Another thing that’s really collectible is builders’ plates from trains, which are essentially like license plates. It identifies who built the engine and what year, and you can find what railroad that particular builders’ plate was from. I’ve sold builders’ plates and number plates from narrow-gauge lines for as much as $15,000 to $20,000. Locomotive bells are huge. They sometimes become a white elephant, but they’re very desirable and people love them.
Porcelain signs is another huge area. Sometimes they can be in pretty bad shape because they were outside and exposed to the weather. But people will pay four figures easily for certain porcelain signs. Also depot clocks.
Collectors Weekly: What are some of the rarest pieces of railroad memorabilia you’ve sold?
Knous: The narrow gauge builders’ plates. I’ve also handled mother of pearl pictures that were done in depots for the Rock Island Railroad. They were actually inlaid with mother of pearl and not a lot have survived. There are some in museums and in private collections. We sold one about 15 years ago for $22,000. Those silver passes, too, are very rare. It’s not uncommon for really beautiful ornate passes from earlier roads to bring four figures.
It’s a lot of fun, because we get to handle this stuff before we watch it go through the doors. But there’s so much fake stuff out there that you really need to know who you’re dealing with. You need to educate yourself.

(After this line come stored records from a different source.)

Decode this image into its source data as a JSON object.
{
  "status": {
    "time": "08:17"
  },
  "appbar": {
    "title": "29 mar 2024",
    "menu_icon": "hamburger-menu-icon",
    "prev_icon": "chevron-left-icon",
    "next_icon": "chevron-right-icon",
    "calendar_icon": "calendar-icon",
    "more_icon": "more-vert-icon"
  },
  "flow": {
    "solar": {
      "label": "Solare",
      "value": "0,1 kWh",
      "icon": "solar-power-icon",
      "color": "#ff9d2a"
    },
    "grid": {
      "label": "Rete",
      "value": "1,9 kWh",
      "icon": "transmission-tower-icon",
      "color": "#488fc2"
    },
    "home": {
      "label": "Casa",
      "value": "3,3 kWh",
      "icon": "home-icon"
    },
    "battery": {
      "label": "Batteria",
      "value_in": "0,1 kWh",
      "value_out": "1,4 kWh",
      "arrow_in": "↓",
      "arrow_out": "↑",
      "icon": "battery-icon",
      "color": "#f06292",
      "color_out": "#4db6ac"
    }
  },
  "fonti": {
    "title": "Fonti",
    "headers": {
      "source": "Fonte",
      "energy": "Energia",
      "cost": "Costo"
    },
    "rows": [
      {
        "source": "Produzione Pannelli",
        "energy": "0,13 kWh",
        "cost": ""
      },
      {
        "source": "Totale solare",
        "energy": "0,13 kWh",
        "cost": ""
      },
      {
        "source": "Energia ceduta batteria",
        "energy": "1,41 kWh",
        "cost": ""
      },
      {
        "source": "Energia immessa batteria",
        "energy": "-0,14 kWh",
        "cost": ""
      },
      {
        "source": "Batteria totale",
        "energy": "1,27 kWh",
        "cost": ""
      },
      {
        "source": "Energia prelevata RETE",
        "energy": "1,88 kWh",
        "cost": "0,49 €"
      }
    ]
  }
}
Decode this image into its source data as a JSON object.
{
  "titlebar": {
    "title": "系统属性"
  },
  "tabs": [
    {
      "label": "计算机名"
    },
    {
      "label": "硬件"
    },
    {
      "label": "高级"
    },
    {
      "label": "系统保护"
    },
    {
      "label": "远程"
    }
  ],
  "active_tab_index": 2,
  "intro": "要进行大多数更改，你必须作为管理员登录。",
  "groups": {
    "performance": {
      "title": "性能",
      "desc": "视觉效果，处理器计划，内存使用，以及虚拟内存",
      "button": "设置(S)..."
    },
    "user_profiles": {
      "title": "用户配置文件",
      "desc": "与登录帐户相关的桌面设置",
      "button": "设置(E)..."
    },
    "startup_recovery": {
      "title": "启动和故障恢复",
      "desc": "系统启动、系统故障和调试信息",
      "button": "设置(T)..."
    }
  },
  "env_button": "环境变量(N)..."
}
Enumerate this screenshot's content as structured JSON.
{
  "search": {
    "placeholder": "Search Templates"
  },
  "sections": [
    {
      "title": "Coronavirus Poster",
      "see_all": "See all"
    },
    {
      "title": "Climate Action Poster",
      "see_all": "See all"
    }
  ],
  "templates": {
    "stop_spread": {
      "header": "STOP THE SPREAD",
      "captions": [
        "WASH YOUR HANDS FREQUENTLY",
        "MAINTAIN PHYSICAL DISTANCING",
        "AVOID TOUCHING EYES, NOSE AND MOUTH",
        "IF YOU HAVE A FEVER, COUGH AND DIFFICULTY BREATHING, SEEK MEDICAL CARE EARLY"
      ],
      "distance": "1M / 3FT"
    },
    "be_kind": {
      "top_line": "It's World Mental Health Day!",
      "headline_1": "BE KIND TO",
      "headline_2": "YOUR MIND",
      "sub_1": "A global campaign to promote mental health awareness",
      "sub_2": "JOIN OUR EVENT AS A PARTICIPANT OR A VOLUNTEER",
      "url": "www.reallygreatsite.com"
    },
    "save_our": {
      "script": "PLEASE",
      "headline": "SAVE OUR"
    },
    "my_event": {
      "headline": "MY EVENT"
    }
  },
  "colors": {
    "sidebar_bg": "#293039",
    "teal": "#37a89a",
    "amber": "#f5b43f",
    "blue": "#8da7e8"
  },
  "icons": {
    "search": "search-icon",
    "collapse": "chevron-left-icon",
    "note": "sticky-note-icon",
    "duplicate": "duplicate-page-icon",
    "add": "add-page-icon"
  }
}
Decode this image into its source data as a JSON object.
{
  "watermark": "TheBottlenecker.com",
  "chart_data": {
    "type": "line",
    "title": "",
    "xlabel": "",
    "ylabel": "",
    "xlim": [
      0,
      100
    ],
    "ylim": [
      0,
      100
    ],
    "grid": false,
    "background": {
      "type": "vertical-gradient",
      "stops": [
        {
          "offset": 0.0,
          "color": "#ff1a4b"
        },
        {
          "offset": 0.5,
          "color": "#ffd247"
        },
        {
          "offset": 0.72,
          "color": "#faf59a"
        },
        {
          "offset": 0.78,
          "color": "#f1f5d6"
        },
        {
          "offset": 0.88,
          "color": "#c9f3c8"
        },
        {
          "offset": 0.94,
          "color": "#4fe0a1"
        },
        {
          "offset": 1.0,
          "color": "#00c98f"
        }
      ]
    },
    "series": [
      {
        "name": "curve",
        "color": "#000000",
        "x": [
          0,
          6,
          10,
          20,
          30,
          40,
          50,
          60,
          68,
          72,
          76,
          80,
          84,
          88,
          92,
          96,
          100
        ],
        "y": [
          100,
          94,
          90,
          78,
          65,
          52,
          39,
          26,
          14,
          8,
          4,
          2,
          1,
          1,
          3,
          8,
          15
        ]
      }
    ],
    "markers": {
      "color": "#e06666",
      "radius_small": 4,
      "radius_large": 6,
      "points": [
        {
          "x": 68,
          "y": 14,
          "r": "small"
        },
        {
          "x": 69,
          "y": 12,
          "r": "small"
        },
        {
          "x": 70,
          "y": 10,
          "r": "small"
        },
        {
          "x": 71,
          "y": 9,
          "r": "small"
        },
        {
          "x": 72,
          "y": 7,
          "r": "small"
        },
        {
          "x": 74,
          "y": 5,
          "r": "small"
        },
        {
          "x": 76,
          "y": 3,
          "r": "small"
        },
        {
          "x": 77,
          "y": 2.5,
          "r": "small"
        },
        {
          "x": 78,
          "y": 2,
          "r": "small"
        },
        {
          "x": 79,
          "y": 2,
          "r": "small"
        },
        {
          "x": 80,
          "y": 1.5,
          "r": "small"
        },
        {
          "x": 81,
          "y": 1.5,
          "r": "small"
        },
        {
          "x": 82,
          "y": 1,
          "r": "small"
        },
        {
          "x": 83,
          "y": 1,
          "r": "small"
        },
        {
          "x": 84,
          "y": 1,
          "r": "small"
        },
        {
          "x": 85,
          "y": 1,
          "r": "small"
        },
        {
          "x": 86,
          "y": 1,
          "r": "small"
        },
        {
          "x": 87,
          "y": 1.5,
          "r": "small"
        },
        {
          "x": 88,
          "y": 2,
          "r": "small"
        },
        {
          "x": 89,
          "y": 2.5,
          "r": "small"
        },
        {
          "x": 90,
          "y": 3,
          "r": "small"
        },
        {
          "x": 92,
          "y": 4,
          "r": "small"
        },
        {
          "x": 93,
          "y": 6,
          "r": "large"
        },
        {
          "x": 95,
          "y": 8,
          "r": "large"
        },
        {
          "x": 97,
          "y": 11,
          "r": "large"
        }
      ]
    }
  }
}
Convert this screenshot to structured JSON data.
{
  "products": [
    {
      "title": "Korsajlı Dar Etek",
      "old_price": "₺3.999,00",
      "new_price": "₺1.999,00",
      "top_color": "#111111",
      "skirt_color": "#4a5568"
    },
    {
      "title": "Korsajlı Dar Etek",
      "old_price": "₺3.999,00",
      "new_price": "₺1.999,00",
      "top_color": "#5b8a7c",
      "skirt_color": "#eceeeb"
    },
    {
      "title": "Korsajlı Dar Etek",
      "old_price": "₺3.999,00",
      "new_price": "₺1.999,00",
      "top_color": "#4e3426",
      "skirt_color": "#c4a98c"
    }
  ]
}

There’s an organization, the Railroadiana Collectors Association, and they’ve got a website, railroadcollectors.org, that talks about reproductions. It talks about shows throughout the country and people’s collections. It’s a wonderful resource for anyone interested in starting to collect railroad memorabilia.
For the most part you will find that collectors are pretty generous with their knowledge. I’ll share any knowledge that I have with anyone. We all have to learn. If you get a piece of china from a railroad that was gone by 1950 and the china mark is 1970, you know you don’t have a real piece. There’s fake lanterns, fake globes, fake locks, keys, baggage tags, china, silver, signs – everything. Railroad police badges is a huge area for frauds. There are a couple of companies that actually use real badges to make the molds. They make brass cast locks too. They usually show up at flea markets. Even with my experience, I’m very leery about selling railroad police badges unless I know it’s coming from somebody who stands behind it.
We wrote a book called The Railroad Detective many years ago where we compiled information from collectors that knew of things that were reproduced. Unfortunately, when that group of collectors passed on, oftentimes that knowledge went with them, so we tried to keep it going by putting it in print.
Collectors Weekly: What advice would you have for somebody just starting to collect railroadiana?
Knous: Join the Railroadiana Collectors Association and you get a printed magazine four times a year. You also get the membership directory, which hooks you up with collectors all over the country. The collectors in the directory are broken down by what they collect, and that’s a great way to get to know people. You can find things and start trading. You learn by getting involved with the organization.
Finally, try always to buy things in good condition. Broken and chipped china, cracked china, hairline china, china that’s been used really hard, has lost its glaze, has a lot of utensil marks in the center – you really want to try and stay away from things like that unless it’s an extremely rare piece, because it’s very difficult to get your money out of pieces that are damaged or worn. You can still find pieces in good condition.
Don’t buy lanterns with cracked globes. Make sure the globes are in good condition. You don’t want locks and keys rusted or in bad shape. If you’re buying things that are damaged or aren’t in the best condition, you’re going to be sitting on them an awful long time.
(All images in this article courtesy Sue Knous of Railroad Memories)